Income inequality in the U.S. is higher than at any other time since the Great Depression, and the U.S. is currently more unequal than countries like the Ivory Coast, Ethiopia, and Pakistan. Though Republicans dismiss concerns over the gap as “class warfare,” the ever-increasing level of disparity has tangible consequences, leading to poor work performance and a greater gap in life expectancy. And now, according to a new Finance & Development study, income inequality also “kills economic growth.”  Study Shows Income Inequality Severely Hampers Economic Growth

REMEMBER AFTER 9-11 WHEN BUSH TOLD US TO GO SHOPPING, to “enjoy life, the way we want it to be enjoyed“. Who do you suppose that benefited, exactly? He and his rich friends knew exactly what they were doing:
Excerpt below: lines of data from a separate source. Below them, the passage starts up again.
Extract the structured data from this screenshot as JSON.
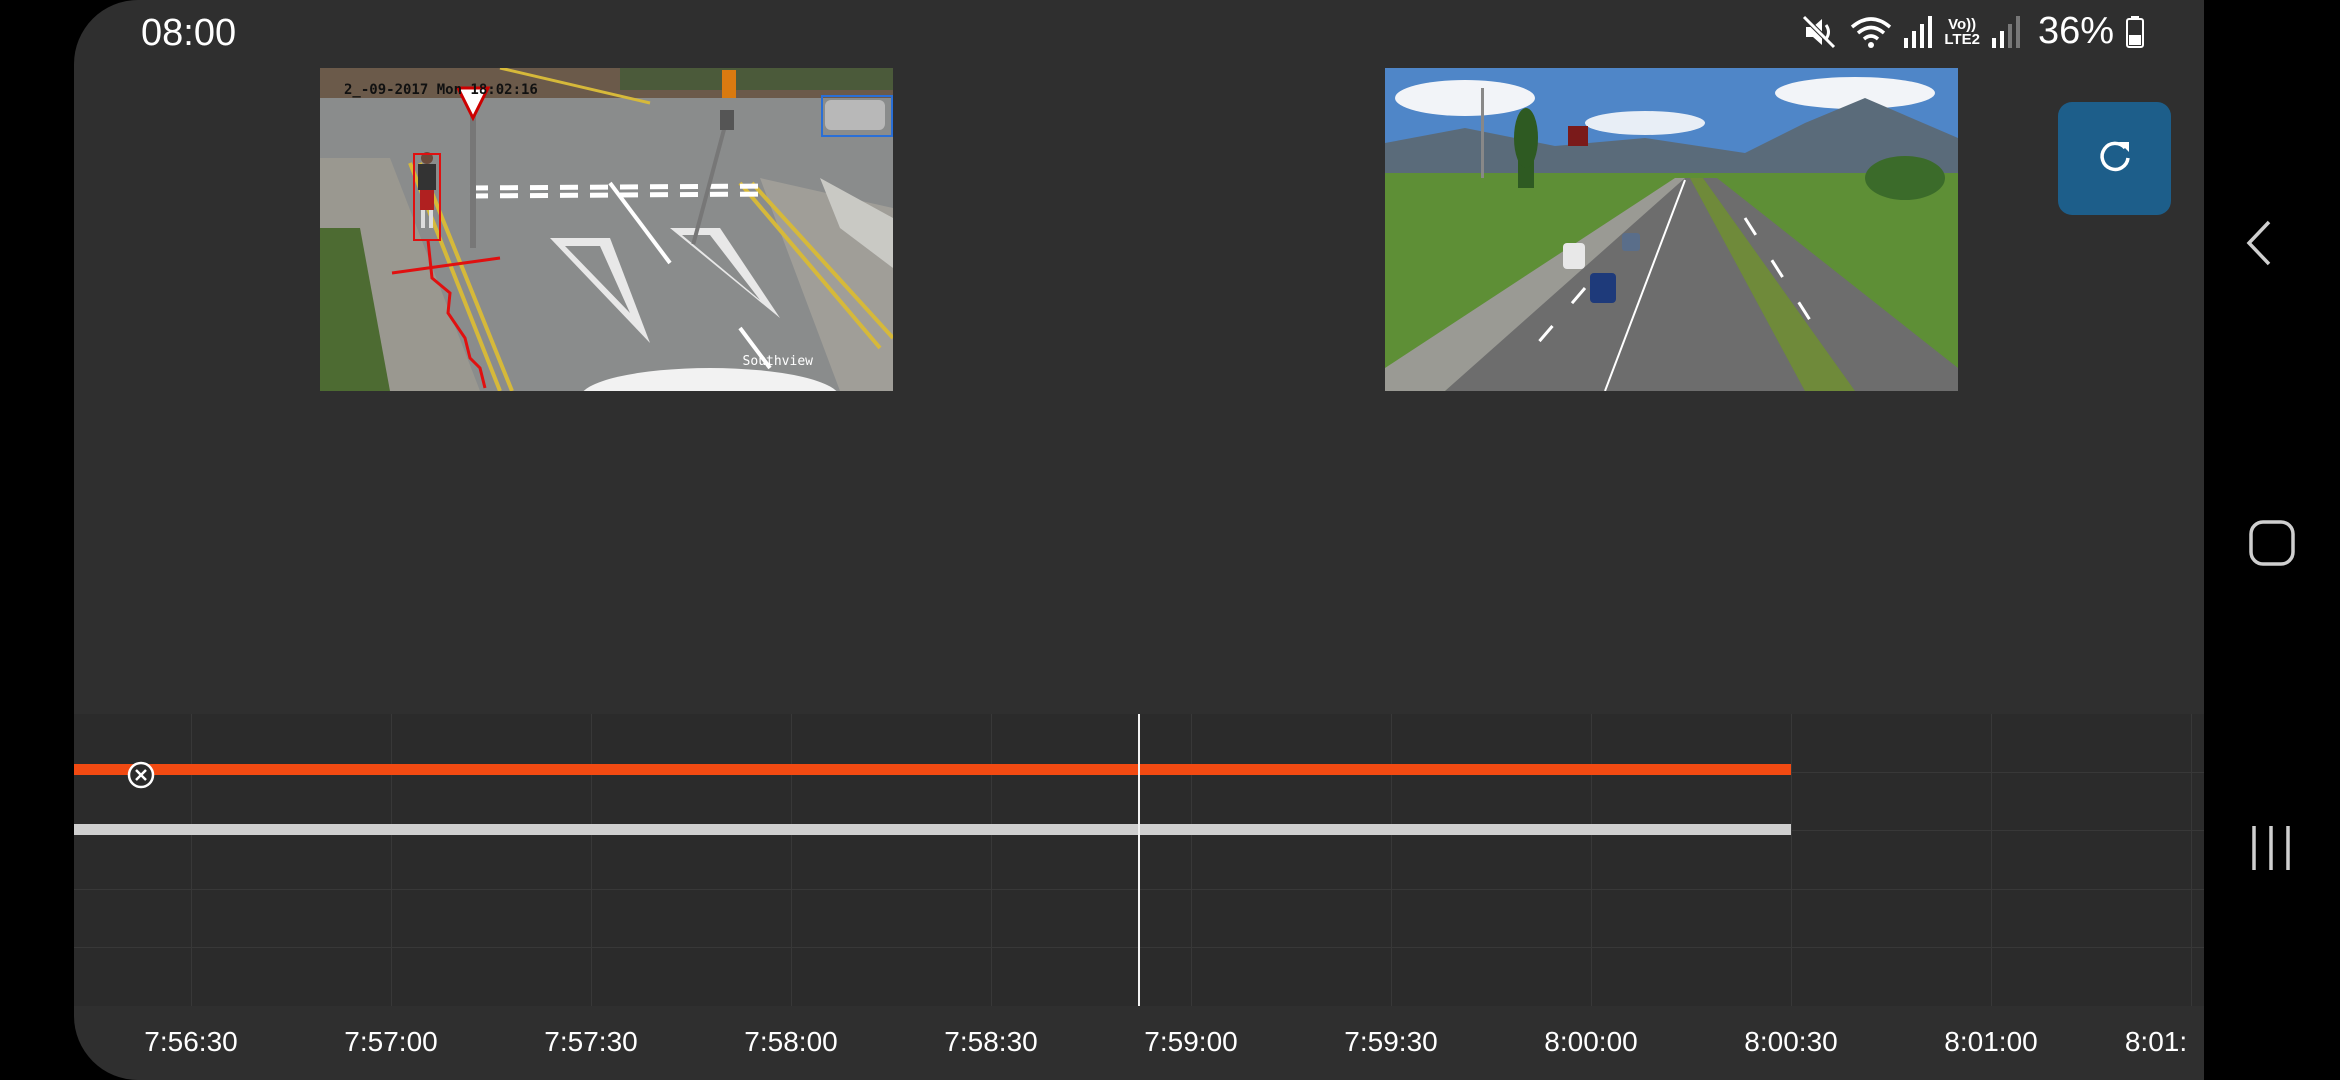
{
  "status_bar": {
    "time": "08:00",
    "network_label_top": "Vo))",
    "network_label_bottom": "LTE2",
    "battery": "36%"
  },
  "cameras": [
    {
      "timestamp": "2_-09-2017 Mon 18:02:16",
      "brand": "Southview"
    },
    {
      "timestamp": "",
      "brand": ""
    }
  ],
  "controls": {
    "refresh_icon": "refresh-icon"
  },
  "timeline": {
    "ticks": [
      "7:56:30",
      "7:57:00",
      "7:57:30",
      "7:58:00",
      "7:58:30",
      "7:59:00",
      "7:59:30",
      "8:00:00",
      "8:00:30",
      "8:01:00",
      "8:01:"
    ],
    "accent_color": "#f24a12",
    "secondary_color": "#cfcfcf"
  },
  "nav_bar": {
    "back_icon": "back-chevron-icon",
    "home_icon": "home-icon",
    "recents_icon": "recents-icon"
  }
}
Median wages grew too little over the past 30 years to drive the kind of spending necessary to sustain the consumer economy. Instead, increasingly exotic forms of credit filled the gap, as the wealthy offered the middle class alluring credit card deals and variable-interest subprime loans. This allowed rich investors to keep making money and everyone else to feel like they were keeping up—until the whole system imploded. -Study: Income Inequality Kills Economic Growth

And this:

Using 2007 figures, sociologist William Domhoff points out that the top one percent have five percent of the nation’s personal debt while the bottom 90 percent have 73 percent of total debt. The Top 5 Facts You Should Know About The Wealthiest One Percent Of Americans

WHY SHOULD THE WEALTHY PAY (SLIGHTLY) HIGHER TAXES? One reason is the economy, which will never bounce back until there’s some kind of a reversal in the inequality of our country’s economic system. Since 1980, the wealthy have profited enormously from the increased productivity of its workforce, while its workforce have made no gains in either wages or take home income in the same period.

(Click for larger image)

WHO DROVE THE PRODUCTIVITY HIGHER AND HIGHER in the chart above? It was the workers, middle class and working class Americans. We’ve all worked very hard in the past 30 years, so why aren’t we all rich — or, at the very least, why didn’t our wages and income gains keep pace with the richest of the rich as it did from 1947 – 1979?

Related:

FLASHBACK: Watch Presidents Reagan and Obama argue for the SAME THING — closing tax loopholes for the wealthy

WATCH this side-by-side video showing Presidents Reagan and Obama arguing for the exact same thing: Closing tax loopholes for the very wealthy. (via: Think Progress)